Report each line of the entries below that includes "image".

Material for this task START

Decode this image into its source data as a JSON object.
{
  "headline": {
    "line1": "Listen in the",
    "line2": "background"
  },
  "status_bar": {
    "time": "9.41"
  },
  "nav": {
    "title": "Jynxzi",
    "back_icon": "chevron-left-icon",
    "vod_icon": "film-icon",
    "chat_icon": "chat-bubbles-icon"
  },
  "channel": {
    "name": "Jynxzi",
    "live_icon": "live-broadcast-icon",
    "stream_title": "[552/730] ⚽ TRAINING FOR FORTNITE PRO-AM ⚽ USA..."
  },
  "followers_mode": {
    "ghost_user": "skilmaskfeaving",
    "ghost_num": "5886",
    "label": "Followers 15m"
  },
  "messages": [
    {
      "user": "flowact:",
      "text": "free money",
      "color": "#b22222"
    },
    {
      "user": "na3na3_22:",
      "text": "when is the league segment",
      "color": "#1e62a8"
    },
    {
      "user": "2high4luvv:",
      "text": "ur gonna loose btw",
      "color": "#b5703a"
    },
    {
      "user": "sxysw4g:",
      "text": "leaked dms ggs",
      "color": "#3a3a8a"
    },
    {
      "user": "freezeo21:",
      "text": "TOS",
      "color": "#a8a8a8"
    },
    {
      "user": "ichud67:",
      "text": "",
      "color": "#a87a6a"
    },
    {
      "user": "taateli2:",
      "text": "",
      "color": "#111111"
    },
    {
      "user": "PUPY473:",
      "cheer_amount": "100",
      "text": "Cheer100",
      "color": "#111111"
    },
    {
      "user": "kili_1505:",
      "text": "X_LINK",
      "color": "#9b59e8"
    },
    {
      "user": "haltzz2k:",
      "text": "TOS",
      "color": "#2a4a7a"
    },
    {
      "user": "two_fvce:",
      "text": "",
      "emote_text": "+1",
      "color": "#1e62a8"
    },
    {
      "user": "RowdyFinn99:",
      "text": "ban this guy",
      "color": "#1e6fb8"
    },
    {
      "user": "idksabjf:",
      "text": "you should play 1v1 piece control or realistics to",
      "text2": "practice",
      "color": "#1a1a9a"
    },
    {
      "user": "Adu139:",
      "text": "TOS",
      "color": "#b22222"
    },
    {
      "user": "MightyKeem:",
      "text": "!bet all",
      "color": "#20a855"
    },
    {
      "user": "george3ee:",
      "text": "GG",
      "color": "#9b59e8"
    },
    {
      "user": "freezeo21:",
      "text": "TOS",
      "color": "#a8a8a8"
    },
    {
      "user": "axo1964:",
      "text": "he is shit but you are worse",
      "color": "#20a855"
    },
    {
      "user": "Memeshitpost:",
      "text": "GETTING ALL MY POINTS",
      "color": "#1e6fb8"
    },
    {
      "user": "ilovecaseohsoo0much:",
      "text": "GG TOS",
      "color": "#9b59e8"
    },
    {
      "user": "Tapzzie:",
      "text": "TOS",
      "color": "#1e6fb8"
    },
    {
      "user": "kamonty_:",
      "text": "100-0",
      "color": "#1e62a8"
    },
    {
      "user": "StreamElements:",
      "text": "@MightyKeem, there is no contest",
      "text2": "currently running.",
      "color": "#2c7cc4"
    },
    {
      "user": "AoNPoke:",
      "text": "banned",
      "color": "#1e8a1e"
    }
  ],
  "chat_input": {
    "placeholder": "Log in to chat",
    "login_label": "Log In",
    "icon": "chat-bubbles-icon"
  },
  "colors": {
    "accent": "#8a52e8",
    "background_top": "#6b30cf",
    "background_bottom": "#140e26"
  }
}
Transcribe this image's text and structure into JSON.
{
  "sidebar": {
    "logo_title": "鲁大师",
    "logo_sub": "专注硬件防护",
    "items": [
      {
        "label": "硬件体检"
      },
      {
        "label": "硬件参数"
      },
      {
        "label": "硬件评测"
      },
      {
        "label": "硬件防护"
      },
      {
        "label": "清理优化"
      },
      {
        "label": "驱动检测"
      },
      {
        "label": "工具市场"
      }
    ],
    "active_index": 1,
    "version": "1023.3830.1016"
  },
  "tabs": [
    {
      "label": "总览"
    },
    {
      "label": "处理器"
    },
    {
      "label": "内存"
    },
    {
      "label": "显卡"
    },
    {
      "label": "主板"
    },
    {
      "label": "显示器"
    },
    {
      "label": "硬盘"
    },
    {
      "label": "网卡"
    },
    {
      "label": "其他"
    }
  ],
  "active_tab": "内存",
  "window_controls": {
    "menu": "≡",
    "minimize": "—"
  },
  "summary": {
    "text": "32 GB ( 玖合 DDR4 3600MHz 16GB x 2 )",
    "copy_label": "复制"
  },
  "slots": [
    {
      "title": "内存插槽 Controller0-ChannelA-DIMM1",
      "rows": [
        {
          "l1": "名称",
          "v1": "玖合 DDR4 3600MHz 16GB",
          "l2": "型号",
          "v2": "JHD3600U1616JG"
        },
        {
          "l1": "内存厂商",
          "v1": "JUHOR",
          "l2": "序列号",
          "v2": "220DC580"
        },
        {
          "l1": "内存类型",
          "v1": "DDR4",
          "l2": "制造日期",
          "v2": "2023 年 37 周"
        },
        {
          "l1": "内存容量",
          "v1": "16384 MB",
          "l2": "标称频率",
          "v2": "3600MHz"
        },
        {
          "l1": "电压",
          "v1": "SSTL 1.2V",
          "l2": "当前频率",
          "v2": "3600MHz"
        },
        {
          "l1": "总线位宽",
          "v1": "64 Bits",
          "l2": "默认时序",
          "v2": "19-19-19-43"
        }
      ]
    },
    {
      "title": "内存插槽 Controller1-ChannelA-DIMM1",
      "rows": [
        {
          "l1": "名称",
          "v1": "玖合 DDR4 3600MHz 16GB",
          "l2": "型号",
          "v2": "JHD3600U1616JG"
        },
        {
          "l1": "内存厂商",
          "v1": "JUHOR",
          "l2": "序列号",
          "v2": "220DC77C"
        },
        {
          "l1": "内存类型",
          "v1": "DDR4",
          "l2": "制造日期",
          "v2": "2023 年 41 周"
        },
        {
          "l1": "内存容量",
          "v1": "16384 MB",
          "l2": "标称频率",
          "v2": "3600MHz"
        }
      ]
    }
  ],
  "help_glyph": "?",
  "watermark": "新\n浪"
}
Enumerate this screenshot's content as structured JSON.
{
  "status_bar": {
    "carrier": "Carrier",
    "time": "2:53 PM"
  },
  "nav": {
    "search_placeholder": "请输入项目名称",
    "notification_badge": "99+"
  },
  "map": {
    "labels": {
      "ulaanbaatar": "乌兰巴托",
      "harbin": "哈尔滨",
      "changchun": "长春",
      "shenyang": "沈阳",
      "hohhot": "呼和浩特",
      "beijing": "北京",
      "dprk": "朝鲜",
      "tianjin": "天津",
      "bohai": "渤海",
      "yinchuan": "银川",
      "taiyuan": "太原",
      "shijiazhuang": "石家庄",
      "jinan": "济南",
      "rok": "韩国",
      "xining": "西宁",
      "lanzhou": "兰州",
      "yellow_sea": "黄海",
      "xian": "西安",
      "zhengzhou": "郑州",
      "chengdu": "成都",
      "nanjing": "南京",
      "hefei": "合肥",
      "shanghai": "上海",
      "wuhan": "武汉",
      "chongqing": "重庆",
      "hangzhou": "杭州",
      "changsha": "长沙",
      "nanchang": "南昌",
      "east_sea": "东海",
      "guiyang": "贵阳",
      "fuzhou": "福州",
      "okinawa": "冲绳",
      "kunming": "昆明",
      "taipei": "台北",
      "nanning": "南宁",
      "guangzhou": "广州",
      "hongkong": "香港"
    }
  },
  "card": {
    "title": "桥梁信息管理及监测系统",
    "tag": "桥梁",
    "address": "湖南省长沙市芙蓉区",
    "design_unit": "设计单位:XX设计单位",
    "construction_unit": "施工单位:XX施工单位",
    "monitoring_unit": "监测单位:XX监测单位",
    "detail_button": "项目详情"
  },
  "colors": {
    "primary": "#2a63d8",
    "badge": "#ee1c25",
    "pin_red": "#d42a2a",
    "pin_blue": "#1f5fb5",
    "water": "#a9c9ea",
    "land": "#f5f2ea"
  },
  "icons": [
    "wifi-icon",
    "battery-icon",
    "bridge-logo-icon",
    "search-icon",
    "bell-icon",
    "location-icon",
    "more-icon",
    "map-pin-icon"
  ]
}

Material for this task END

> Exercise solution
Decode this image into its source data as a JSON object.
Transcribe this image's text and structure into JSON.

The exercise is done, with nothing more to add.